Keeping track of travel and residency laws is our bread and butter

5th May 2016

It may soon be possible for Turkish people to travel without a visa inside Europe’s passport-free Schengen area - thanks to conditional backing from the European Commission.

Any change to visa conditions could come into effect from July - but it must first meet the approval of the European Parliament and all member states.

“This possible adjustment to visa regulations is part of the deal that saw Turkey agree to take back migrants who crossed into Greece,” says Rob Dolbear. “This is a sign of improved relations between the country and the EU - clearing the way for further legislation in the future.

“The deal is for travel only - and wouldn’t grant Turks permission to work in Europe. But changes like these highlight the need to keep up-to-date with work and residency visa changes across the world.

“At HCR, we make it our business to ensure clients are fully aware of requirements. And, with the speed of change to laws in the nearly 200 countries that we help relocate employees to, this is incredibly important.”

The European Commission is also proposing visa-free travel for Kosovo citizens. And, In either case, the new rules will only apply for those carrying biometric passports.

“When our clients come to us, they know we’ll ensure a smooth transition for their employees - whether they are moving from the UK to abroad or vice versa,” adds Rob.

“We take care of everything - from arranging work permits, accommodation and insurance, to making sure employees have access to good schools and medical facilities.

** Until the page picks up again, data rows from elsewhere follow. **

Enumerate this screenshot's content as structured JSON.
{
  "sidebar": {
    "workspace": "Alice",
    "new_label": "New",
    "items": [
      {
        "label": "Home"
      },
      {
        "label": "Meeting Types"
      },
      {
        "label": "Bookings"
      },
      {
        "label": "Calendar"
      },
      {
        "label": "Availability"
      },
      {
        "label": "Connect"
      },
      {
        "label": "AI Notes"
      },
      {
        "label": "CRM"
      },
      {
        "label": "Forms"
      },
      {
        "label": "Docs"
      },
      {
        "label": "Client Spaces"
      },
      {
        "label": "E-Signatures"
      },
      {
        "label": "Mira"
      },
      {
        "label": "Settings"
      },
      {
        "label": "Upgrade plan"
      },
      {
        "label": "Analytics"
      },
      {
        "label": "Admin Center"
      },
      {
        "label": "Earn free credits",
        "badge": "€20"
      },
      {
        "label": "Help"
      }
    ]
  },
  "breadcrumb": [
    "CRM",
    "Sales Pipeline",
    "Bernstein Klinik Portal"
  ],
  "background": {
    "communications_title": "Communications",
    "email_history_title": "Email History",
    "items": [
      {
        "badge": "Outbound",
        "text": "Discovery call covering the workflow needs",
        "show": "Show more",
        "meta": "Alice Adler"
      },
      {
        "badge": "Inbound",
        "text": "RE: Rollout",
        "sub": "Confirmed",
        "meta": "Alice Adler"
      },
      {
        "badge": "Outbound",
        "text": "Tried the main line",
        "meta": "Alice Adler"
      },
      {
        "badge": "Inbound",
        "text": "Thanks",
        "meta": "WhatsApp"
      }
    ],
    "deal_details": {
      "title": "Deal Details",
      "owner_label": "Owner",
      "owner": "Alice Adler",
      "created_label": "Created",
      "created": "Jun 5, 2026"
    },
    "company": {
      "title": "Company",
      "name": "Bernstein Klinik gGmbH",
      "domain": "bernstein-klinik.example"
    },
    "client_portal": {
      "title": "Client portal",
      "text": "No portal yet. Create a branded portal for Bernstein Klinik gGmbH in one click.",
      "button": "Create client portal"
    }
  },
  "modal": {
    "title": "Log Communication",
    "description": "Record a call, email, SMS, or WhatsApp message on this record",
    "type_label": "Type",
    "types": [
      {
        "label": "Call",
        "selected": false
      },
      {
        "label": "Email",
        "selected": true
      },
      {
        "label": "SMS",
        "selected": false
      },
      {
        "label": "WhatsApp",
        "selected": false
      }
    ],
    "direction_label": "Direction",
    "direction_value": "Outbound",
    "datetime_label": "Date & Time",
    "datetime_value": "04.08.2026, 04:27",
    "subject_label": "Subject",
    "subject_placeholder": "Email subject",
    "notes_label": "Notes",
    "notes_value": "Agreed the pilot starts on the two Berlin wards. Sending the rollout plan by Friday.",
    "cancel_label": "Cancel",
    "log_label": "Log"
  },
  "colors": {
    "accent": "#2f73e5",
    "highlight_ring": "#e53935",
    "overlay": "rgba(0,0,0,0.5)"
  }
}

“Our entire network of dedicated relocation specialists is standing by to provide information and advice to clients and their workers - wherever they happen to be moving to.

“Businesses trust us to meet the complex needs of individual employees. And making sure they are fully up to speed on possible changes to immigration, travel and residency laws - just like these for Turkey and Kosovo - is a big part of that.”